I’m originally from Matawan, New Jersey. As a young man, scouting gave me the opportunity to explore and fall in love with nature. My favorite camping trip every year was to Sandy Hook, a peninsula that separates the Raritan Bay from the Atlantic Ocean. There, I caught fish, dug in the mud for clams, and collected seashells. For my Eagle Scout Project, I worked with the NY/NJ Baykeeper to organize an oyster gardening program at Cheesequake State Park. They say everyone remembers the first time they ate an oyster, but not everyone can say they remember the first time they grew one.
As an undergraduate at Tufts University, I explored the many realms of biology. With Dr. Kelly McLaughlin, I studied heart development and heart disease in the amphibian model species, Xenopus laevis. With Dr. Jan Pechenik, I studied the effects of hypoxia on a pollution-indicating polychaete, Capitella teleta. Throughout my time at Tufts, I continued working with the NY/NJ Baykeeper and my interest in aquaculture began to flourish.
I’m currently a third-year PhD candidate working with Dr. Daphne Munroe, and I’m an advocate for sustainable aquaculture practices that are beneficial to both farmers and aquatic ecosystem.

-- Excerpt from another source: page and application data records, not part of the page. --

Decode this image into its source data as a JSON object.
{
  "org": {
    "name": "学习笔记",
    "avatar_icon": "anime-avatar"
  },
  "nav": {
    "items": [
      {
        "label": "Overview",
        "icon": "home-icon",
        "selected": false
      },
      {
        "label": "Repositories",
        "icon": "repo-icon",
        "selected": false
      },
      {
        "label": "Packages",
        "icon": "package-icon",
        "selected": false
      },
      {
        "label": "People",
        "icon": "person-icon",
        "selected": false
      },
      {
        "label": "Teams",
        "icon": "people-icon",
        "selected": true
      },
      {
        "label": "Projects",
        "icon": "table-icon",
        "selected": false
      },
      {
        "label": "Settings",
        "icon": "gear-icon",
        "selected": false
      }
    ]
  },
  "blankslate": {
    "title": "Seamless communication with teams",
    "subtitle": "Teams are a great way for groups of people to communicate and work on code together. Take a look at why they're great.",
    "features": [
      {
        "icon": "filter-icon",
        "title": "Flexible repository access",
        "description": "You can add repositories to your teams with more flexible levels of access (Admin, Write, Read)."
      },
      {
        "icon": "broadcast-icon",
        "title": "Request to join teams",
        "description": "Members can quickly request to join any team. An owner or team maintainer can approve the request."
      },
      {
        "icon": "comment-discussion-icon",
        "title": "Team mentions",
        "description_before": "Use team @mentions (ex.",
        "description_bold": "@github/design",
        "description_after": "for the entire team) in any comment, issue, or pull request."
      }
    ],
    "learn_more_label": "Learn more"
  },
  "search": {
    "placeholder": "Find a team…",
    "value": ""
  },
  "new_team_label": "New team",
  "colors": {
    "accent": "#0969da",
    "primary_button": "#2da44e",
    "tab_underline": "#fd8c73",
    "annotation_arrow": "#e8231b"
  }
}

Broadly, my doctoral research is focused on expanding aquaculture opportunities through ecologically-sound diversification.
I’m investigating the feasibility of Atlantic surfclam (Spisula solidissima) aquaculture. Today, only the Eastern oyster (Crassostrea virginica) and the hard clam (Mercenaria mercenaria) are grown on commercial scales in the northeastern United States, but since the surfclam is native, grows rapidly, and tastes delicious, it has great potential as an alternate crop. I’m working on identifying the optimal nursery and grow-out conditions for surfclam culture, which must be determined before mainstream production can occur. Since surfclams prefer colder water but our region is warming, I am also examining whether heat-tolerance is a heritable trait in this species. This information may inform future surfclam breeding programs.
Additionally, I am exploring the feasibility of bivalve polyculture. In its current state, bivalve farms are artificial ecosystems composed of high-density monocultures. Bivalve polyculture would transform these farms into more diverse and even communities that may lead to greater resiliency, stability, and productivity.
In addition to conducting research, I’m also the President of the Rutgers Ecology and Evolution Graduate Student Association. My priority as president has been to increase outreach activities in an effort to build strong connections between Rutgers and its surrounding communities. In my spare time, I enjoy gardening, cooking, and running.
Congratulations to Mike for being featured on the American Fisheries Society (AFS) website and read his AFS profile!